Filtering the records below, copy only those lines that include the word "directory".

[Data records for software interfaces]
______
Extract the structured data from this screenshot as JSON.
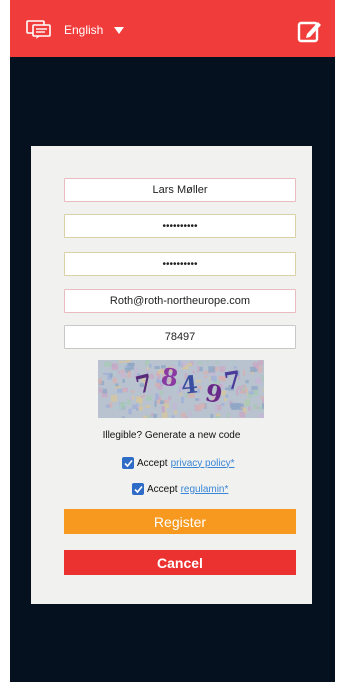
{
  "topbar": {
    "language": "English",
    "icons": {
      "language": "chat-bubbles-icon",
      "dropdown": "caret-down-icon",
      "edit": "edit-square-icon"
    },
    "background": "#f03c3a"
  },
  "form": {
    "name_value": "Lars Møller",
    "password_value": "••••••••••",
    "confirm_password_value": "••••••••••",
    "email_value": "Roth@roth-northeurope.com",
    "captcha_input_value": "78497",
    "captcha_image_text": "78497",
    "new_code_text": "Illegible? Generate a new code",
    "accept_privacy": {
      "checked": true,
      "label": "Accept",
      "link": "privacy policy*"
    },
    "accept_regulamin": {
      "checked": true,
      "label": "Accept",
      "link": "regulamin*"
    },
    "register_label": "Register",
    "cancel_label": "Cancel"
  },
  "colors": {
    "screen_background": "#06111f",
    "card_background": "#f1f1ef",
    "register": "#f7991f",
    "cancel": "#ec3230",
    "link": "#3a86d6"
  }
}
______
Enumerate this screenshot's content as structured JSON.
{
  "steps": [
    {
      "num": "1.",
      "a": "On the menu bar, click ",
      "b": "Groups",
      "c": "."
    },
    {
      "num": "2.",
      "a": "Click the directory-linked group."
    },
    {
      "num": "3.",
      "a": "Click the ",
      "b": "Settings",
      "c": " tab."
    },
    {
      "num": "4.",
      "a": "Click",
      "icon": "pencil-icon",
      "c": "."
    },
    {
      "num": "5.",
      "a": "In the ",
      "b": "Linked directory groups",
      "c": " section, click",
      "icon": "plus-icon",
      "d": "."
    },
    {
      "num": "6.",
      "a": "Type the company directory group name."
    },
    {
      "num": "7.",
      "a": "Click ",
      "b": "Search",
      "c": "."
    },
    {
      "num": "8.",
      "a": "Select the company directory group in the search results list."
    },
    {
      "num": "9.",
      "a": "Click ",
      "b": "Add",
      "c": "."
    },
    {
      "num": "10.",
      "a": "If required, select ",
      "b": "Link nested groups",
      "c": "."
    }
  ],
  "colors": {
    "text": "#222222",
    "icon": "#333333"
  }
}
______
§ **Answer section**:
      "a": "Click the directory-linked group."
      "b": "Linked directory groups",
      "a": "Type the company directory group name."
      "a": "Select the company directory group in the search results list."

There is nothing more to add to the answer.